Newsletters are a great medium for healthy debates, opinion pieces, taxon requests, classifieds, advertisements (could generate some revenue?), news, anecdotes, natural history notes, photos, stories, and even poetry. While reading through the pages of the old hymenopterist newsletters I got the sense that people eagerly anticipated their next issues and were even willing to pay for its production! Is that true of the current ISH newsletter?

Recent discussions between ISH officers and select members (i.e., those who were able to attend the last two ESA meetings, at least) focused, in part, on 1) our alarming drop in membership during the last two years and 2) how we can recruit more bee and ant researchers into our ranks, as well as more non-taxonomists. A more formalized newsletter—one that is fun, enlightening, and interesting—would, perhaps, inveigle droves of outlying hymenopterists to join the Society. The newsletter could also serve as a broader forum for discussing these alarming trends, as it would reach all members who might have some constructive input. Persistent communication also encourages people to remain as members.

A plan for a newer, bolder newsletter

I propose that we set a goal of publishing TWO newsletters per year, one in the summer and one in the winter (just in time to include a dues reminder! These dates also fall between issues of JHR). The newsletters will be distributed via email as a link to a PDF hidden on the ISH website (i.e., no large attachments to clog your inbox). After 6 months the PDF will be made available to the general public, and the secretary will parse the articles into blog posts (one per article) that are published here and fed to Facebook, Twitter, and other Web resources as necessary. In this way the content reaches more people than any one medium alone.
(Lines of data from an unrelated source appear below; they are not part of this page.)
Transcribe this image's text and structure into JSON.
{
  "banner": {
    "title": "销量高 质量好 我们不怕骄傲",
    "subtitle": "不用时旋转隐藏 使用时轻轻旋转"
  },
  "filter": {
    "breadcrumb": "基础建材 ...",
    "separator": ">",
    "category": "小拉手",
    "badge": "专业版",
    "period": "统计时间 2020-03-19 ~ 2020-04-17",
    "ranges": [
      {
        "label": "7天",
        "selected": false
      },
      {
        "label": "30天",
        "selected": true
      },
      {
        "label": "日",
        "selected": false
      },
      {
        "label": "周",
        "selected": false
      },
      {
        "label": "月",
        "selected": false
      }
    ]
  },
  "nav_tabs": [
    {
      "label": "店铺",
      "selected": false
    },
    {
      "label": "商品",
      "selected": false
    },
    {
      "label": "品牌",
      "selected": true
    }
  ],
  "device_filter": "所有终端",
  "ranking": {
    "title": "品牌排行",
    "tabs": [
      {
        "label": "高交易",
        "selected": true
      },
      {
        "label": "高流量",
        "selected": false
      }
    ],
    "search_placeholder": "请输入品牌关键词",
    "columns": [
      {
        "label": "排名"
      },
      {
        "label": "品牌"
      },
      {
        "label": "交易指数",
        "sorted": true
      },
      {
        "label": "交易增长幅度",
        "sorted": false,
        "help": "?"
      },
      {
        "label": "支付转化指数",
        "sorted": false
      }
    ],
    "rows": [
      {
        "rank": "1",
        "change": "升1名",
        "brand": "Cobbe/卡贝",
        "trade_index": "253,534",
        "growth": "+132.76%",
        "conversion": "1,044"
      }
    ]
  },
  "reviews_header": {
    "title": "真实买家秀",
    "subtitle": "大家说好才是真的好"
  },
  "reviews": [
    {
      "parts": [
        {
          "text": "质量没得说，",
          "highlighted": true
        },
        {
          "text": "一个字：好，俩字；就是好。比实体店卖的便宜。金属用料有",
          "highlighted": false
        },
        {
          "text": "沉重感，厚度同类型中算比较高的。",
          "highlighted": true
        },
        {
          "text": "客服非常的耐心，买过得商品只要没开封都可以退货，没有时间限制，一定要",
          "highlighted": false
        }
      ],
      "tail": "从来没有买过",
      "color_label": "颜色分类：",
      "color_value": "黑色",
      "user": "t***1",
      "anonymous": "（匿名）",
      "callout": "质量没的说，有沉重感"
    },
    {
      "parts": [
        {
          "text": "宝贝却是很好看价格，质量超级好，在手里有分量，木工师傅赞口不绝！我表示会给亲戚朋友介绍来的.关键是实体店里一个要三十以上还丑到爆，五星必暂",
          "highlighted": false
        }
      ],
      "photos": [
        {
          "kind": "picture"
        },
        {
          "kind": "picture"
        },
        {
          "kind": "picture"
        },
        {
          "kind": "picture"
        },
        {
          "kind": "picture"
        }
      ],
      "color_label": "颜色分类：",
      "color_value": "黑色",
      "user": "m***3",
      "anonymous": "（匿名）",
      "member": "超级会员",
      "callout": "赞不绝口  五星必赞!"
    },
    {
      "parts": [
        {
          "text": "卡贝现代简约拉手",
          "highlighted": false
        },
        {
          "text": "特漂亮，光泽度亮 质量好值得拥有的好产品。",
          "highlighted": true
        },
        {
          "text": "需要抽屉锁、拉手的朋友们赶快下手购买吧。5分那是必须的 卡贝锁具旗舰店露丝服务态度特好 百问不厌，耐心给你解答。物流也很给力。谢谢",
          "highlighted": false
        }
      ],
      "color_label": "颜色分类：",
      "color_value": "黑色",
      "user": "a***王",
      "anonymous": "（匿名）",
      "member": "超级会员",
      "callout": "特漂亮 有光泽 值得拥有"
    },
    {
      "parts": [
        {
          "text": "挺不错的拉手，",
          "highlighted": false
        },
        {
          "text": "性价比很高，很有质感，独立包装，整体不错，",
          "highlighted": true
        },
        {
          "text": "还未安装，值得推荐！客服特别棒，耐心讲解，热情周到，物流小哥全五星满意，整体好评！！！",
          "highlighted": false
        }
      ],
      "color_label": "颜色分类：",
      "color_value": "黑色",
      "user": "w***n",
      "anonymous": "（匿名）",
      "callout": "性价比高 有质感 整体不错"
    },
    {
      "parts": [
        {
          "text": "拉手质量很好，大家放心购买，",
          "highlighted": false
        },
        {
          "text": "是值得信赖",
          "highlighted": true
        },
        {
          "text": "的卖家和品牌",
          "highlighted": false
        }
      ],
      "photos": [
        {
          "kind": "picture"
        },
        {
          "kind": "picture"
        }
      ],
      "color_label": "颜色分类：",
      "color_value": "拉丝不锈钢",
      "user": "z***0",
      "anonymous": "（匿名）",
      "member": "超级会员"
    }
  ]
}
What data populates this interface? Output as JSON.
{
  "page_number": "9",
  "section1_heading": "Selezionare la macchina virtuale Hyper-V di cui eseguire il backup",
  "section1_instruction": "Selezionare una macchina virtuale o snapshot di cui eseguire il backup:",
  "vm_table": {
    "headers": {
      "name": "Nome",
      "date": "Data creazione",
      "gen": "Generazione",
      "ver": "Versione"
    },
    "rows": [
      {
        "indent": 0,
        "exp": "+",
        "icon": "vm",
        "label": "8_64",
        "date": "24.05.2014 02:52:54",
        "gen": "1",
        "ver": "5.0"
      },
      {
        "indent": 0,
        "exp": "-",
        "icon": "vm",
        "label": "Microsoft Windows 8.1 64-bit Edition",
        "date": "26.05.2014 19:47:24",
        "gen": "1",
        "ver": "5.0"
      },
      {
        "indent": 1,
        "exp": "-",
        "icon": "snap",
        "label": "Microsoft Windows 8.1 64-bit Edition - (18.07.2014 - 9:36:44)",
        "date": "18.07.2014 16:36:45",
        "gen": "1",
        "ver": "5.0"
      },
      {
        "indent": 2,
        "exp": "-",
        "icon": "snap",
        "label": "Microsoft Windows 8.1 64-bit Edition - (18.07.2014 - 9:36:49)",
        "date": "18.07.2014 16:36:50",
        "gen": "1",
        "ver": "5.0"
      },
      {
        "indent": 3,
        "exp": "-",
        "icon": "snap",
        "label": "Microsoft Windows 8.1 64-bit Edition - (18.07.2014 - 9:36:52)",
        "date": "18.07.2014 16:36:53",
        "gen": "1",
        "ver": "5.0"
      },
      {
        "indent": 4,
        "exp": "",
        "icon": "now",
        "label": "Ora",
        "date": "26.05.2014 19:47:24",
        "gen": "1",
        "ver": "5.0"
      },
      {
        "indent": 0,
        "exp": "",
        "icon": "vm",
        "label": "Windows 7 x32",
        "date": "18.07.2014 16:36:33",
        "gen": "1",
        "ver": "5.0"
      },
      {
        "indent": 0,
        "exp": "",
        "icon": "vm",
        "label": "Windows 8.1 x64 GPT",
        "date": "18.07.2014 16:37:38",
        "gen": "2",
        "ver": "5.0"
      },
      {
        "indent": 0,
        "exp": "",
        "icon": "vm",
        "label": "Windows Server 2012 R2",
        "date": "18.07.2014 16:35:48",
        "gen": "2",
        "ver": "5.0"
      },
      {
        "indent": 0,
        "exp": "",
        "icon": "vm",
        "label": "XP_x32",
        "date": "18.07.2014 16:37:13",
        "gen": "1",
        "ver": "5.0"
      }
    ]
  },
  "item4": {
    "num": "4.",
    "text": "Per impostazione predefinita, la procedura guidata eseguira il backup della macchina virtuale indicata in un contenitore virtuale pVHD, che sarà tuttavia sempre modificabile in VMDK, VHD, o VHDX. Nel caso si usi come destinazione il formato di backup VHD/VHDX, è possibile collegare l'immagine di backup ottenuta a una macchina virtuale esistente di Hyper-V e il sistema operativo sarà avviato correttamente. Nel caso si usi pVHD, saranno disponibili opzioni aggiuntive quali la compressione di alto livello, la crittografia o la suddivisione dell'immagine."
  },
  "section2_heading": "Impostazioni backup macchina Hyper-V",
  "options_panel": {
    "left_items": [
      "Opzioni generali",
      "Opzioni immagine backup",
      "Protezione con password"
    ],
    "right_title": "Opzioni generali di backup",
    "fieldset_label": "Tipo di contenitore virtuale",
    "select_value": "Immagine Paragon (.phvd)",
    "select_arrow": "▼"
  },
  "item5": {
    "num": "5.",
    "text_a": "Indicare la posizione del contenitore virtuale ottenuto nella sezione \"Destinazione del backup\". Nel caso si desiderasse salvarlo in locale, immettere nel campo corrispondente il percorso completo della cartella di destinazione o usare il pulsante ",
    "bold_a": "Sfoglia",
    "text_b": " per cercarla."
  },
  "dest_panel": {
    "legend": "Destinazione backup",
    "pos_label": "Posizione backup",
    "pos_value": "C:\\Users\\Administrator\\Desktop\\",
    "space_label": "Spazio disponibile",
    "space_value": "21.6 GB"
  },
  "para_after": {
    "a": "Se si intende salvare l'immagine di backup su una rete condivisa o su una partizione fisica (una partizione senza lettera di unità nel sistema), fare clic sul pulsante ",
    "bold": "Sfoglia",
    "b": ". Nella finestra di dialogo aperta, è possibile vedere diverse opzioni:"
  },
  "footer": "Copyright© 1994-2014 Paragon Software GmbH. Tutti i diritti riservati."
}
This also gives ISH members 6 full months to digest the content before the public can feed on it.

These newsletters could be organized into sections, for example:
  • reports from the executive
  • latest ISH news
  • taxon-specific pages (i.e., recapture the glory of Sphecos and other newsletters)
  • field and museum notes
  • updates from members' lab
  • updates about Hymenoptera-related workshops (bee, ant, and Hym courses)
  • collector's corner (notes about collecting methods and localities)
  • research notes (no taxonomic descriptions though)
  • opinion pieces
  • fun and challenging questions (name that body part or name that mystery taxon)
  • Hymenoptera in art and literature
  • summary of recent and noteworthy publications in Hymenoptera research
  • book reviews

We'd accept submissions from anyone, and as secretary I am happy to serve as the editor. I'll add this item for discussion at the ISH business meeting in Kőszeg, but you can always send me your feedback before then, either as an email ( andy_deans) or as a comment to this blog post.

If there is broad support for this new effort we'll need to decide on a name for this newsletter. Do we name it after a hymenopteran? Or a body part? Or something more general? We should decide by early July, so that we can publish a summer 2010 issue!

Monday, May 17, 2010

ISH Constitution

The proposed changes to the ISH Constitution and bylaws were accepted by the membership. The new constitution can be viewed as a Google Doc and downloaded in multiple formats.